The rules shall be liberally construed to secure the just, speedy and inexpensive determination of every action or proceeding to which they are applicable. The court at every stage of any such action or proceeding may disregard any error or defect of procedure which does not affect the substantial rights of the parties.

The substantial rights of the parties that must be considered here and which are of paramount importance are the best interests of the children, not the interest of the litigants. In re Custody of Temos, 304 Pa. Super. 82, 450 A.2d 111 (1982). The children were not adversely affected by this procedural defect. If the court were to deny the Gatzes custody on the basis of their failure to intervene within thirty days as required by the court's order or for their failure to file a counterclaim, custody of the children would have been decided on the basis of a procedural defect, rather than on the merits. Obviously, this could not have been in the best interests of the children. Similarly, the Rules of Civil Procedure for Custody and Visitation mandate that no judgment may be entered by default in an action for custody and visitation. Pa.R.C.P. No. 1915.9. As the note to this unique rule points out, the determination of the best interests of a child is never a purely legal determination, but requires a multitude of factual determinations.

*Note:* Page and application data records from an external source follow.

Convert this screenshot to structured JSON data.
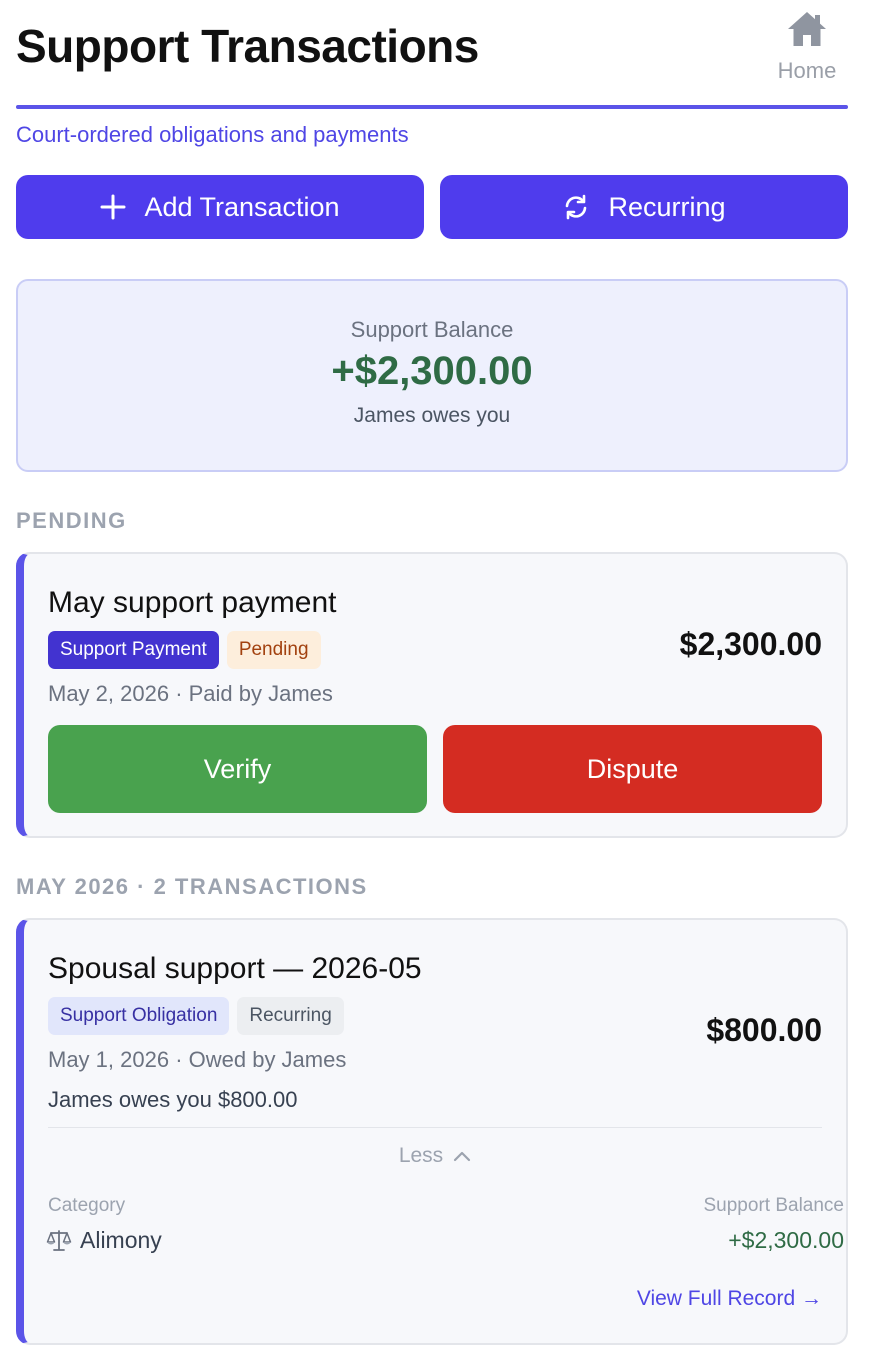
{
  "header": {
    "title": "Support Transactions",
    "home_label": "Home",
    "subtitle": "Court-ordered obligations and payments"
  },
  "actions": {
    "add_label": "Add Transaction",
    "recurring_label": "Recurring"
  },
  "balance": {
    "label": "Support Balance",
    "amount": "+$2,300.00",
    "note": "James owes you"
  },
  "pending": {
    "section_label": "PENDING",
    "title": "May support payment",
    "tags": [
      "Support Payment",
      "Pending"
    ],
    "meta": "May 2, 2026 · Paid by James",
    "amount": "$2,300.00",
    "verify_label": "Verify",
    "dispute_label": "Dispute"
  },
  "month": {
    "section_label": "MAY 2026 · 2 TRANSACTIONS",
    "title": "Spousal support — 2026-05",
    "tags": [
      "Support Obligation",
      "Recurring"
    ],
    "meta": "May 1, 2026 · Owed by James",
    "owes_text": "James owes you $800.00",
    "amount": "$800.00",
    "less_label": "Less",
    "category_label": "Category",
    "category_icon": "scales-icon",
    "category_value": "Alimony",
    "balance_label": "Support Balance",
    "balance_value": "+$2,300.00",
    "view_label": "View Full Record →"
  },
  "colors": {
    "accent": "#4f3ced",
    "positive": "#2f6b45",
    "verify": "#49a24e",
    "dispute": "#d42c22"
  }
}
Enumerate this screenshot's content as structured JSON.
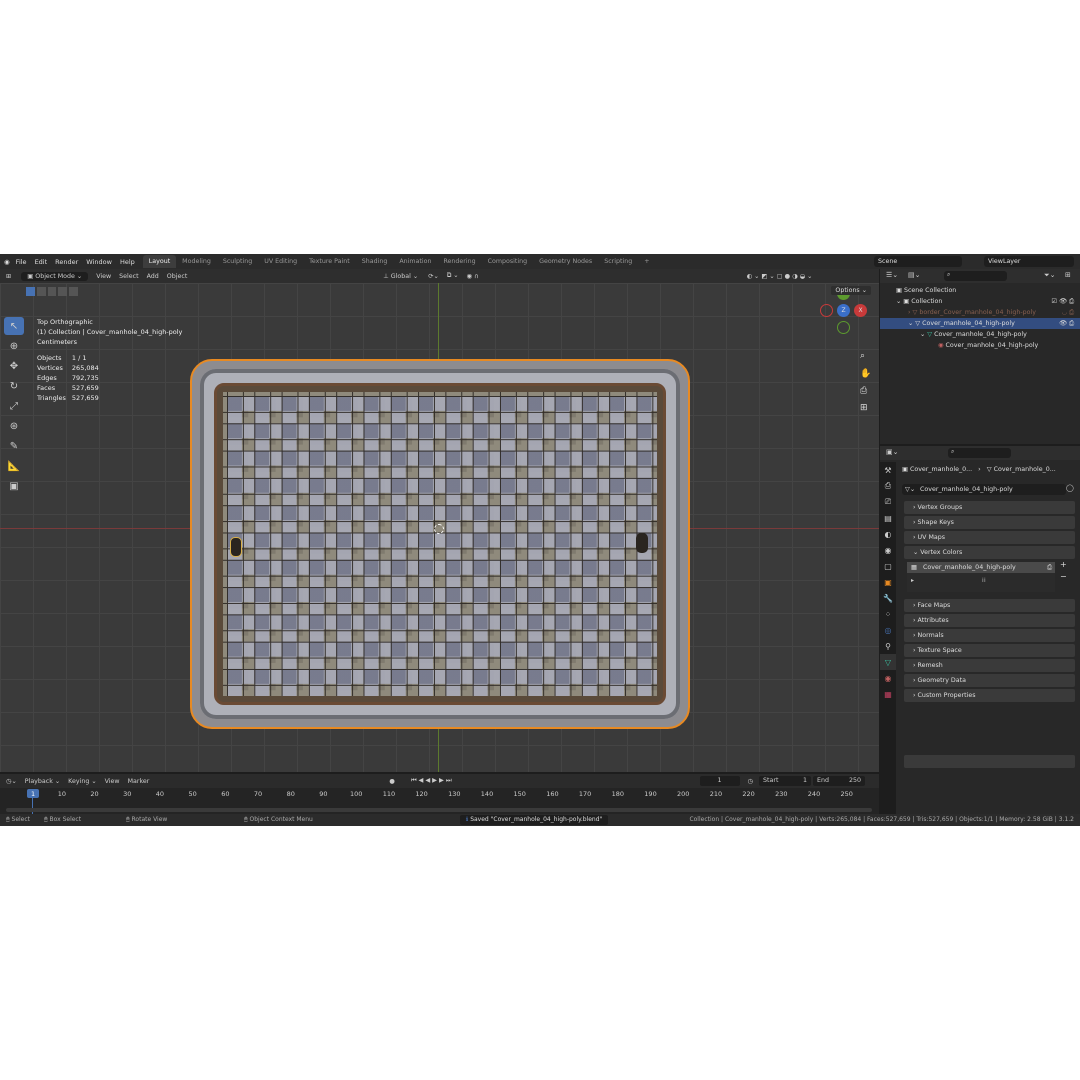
{
  "menu": [
    "File",
    "Edit",
    "Render",
    "Window",
    "Help"
  ],
  "workspaces": [
    "Layout",
    "Modeling",
    "Sculpting",
    "UV Editing",
    "Texture Paint",
    "Shading",
    "Animation",
    "Rendering",
    "Compositing",
    "Geometry Nodes",
    "Scripting"
  ],
  "active_workspace": "Layout",
  "scene": "Scene",
  "view_layer": "ViewLayer",
  "viewport_header": {
    "mode": "Object Mode",
    "menus": [
      "View",
      "Select",
      "Add",
      "Object"
    ],
    "transform_orientation": "Global",
    "options": "Options"
  },
  "overlay": {
    "view_name": "Top Orthographic",
    "collection": "(1) Collection | Cover_manhole_04_high-poly",
    "units": "Centimeters",
    "stats": [
      {
        "label": "Objects",
        "value": "1 / 1"
      },
      {
        "label": "Vertices",
        "value": "265,084"
      },
      {
        "label": "Edges",
        "value": "792,735"
      },
      {
        "label": "Faces",
        "value": "527,659"
      },
      {
        "label": "Triangles",
        "value": "527,659"
      }
    ]
  },
  "outliner": {
    "rows": [
      {
        "label": "Scene Collection"
      },
      {
        "label": "Collection"
      },
      {
        "label": "border_Cover_manhole_04_high-poly"
      },
      {
        "label": "Cover_manhole_04_high-poly"
      },
      {
        "label": "Cover_manhole_04_high-poly"
      },
      {
        "label": "Cover_manhole_04_high-poly"
      }
    ]
  },
  "properties": {
    "breadcrumb_object": "Cover_manhole_0...",
    "breadcrumb_data": "Cover_manhole_0...",
    "mesh_name": "Cover_manhole_04_high-poly",
    "panels": [
      "Vertex Groups",
      "Shape Keys",
      "UV Maps",
      "Vertex Colors",
      "Face Maps",
      "Attributes",
      "Normals",
      "Texture Space",
      "Remesh",
      "Geometry Data",
      "Custom Properties"
    ],
    "vertex_color_item": "Cover_manhole_04_high-poly"
  },
  "timeline": {
    "menus": [
      "Playback",
      "Keying",
      "View",
      "Marker"
    ],
    "current_frame": "1",
    "start_label": "Start",
    "start": "1",
    "end_label": "End",
    "end": "250",
    "ticks": [
      "1",
      "10",
      "20",
      "30",
      "40",
      "50",
      "60",
      "70",
      "80",
      "90",
      "100",
      "110",
      "120",
      "130",
      "140",
      "150",
      "160",
      "170",
      "180",
      "190",
      "200",
      "210",
      "220",
      "230",
      "240",
      "250"
    ]
  },
  "statusbar": {
    "select": "Select",
    "box_select": "Box Select",
    "rotate": "Rotate View",
    "context": "Object Context Menu",
    "message": "Saved \"Cover_manhole_04_high-poly.blend\"",
    "info": "Collection | Cover_manhole_04_high-poly | Verts:265,084 | Faces:527,659 | Tris:527,659 | Objects:1/1 | Memory: 2.58 GiB | 3.1.2"
  },
  "colors": {
    "accent": "#4772b3",
    "selection": "#e88a22",
    "x_axis": "#7a3a3a",
    "y_axis": "#5c7a2e"
  }
}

In any case, appellants were not prejudiced by the Gatzes' failure to file a counterclaim asserting their right to custody. The Gatzes filed an adoption petition which notified appellants of their intention to intervene into the custody of Heidi and Jason. Furthermore, by the ...


Buy This Entire Record For $7.95

Download the entire decision to receive the complete text, official citation,
docket number, dissents and concurrences, and footnotes for this case.

Learn more about what you receive with purchase of this case.